Anyway, discussions of the American influence on British popular culture were common in the 1920s, particularly with reference to the new medium of film.
Opinions were divided.
CAVE-MEN BEFORE DUDES
Why an M.P. Prefers American Films
'Give us the strong He-man of the American films instead of the dude who spends his time at the races and hunting and in dance halls' was the plea of Colonel Wedgwood at yesterday's sitting of the Standing Committee of the House of Commons which is considering the Cinematograph Bill.
The He-man films, he argued, showed the man who made his way through struggles, and this was largely [a] good example.
'Let us,' he said, 'get away from the idea that the American films are immoral--dull, perhaps sentimental and sloppy sob stuff you do get, but immorality never.

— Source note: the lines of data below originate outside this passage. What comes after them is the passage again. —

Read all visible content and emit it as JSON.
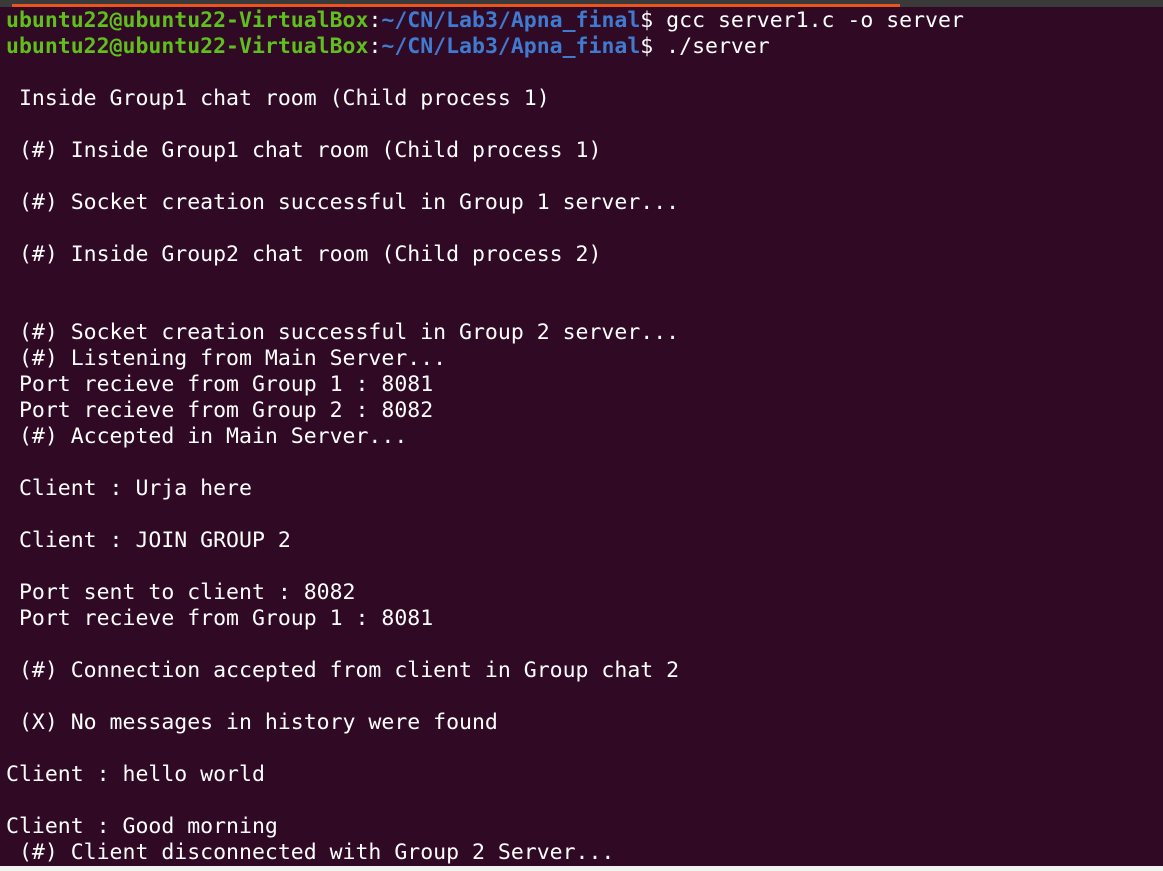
{
  "terminal": {
    "prompt": {
      "user_host": "ubuntu22@ubuntu22-VirtualBox",
      "separator": ":",
      "path": "~/CN/Lab3/Apna_final",
      "symbol": "$"
    },
    "commands": [
      " gcc server1.c -o server",
      " ./server"
    ],
    "output": [
      "",
      " Inside Group1 chat room (Child process 1)",
      "",
      " (#) Inside Group1 chat room (Child process 1)",
      "",
      " (#) Socket creation successful in Group 1 server...",
      "",
      " (#) Inside Group2 chat room (Child process 2)",
      "",
      "",
      " (#) Socket creation successful in Group 2 server...",
      " (#) Listening from Main Server...",
      " Port recieve from Group 1 : 8081",
      " Port recieve from Group 2 : 8082",
      " (#) Accepted in Main Server...",
      "",
      " Client : Urja here",
      "",
      " Client : JOIN GROUP 2",
      "",
      " Port sent to client : 8082",
      " Port recieve from Group 1 : 8081",
      "",
      " (#) Connection accepted from client in Group chat 2",
      "",
      " (X) No messages in history were found",
      "",
      "Client : hello world",
      "",
      "Client : Good morning",
      " (#) Client disconnected with Group 2 Server..."
    ]
  },
  "colors": {
    "background": "#300a24",
    "user_host": "#5fbf1c",
    "path": "#3f7bd0",
    "text": "#ffffff",
    "tab_accent": "#e95420"
  }
}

You must not judge the film by the scantiness of the heroine's clothing on the poster outside.'
The member for Newcastle-under-Lyme was critical of French films, and declared amid laughter that often he had to walk out himself....
Daily Herald, 13 April 1927, p. 5
Colonel Wedgwood's comments reminded me of another article I had run across that was published the previous year in the Times, which took a far harsher view of American films, particularly their negative impact, in the author's view, on the English language:
Their films have displayed to us a corybantic procession of cowboys buckjumping or dashing over the prairie, sinister 'dagoes' with six-shooters sticking out of their hip-pockets, police 'captains' administering the 'third degree' to cowering 'yeggs,' 'elevators' elevating 'bell-boys' to the xth floor of 'sky-scrapers,' 'vamps' on the way in 'automobiles' to 'beauty parlours' or to 'the Van Schuyler home' 'on' Riverside Drive....Philistine that I am, this was my first encounter with the word 'corybantic'.
‘American Films’, Times, 10 February 1926, p. 12.
I now try to fit it into conversations whenever possible, though the opportunities are rather few and far between.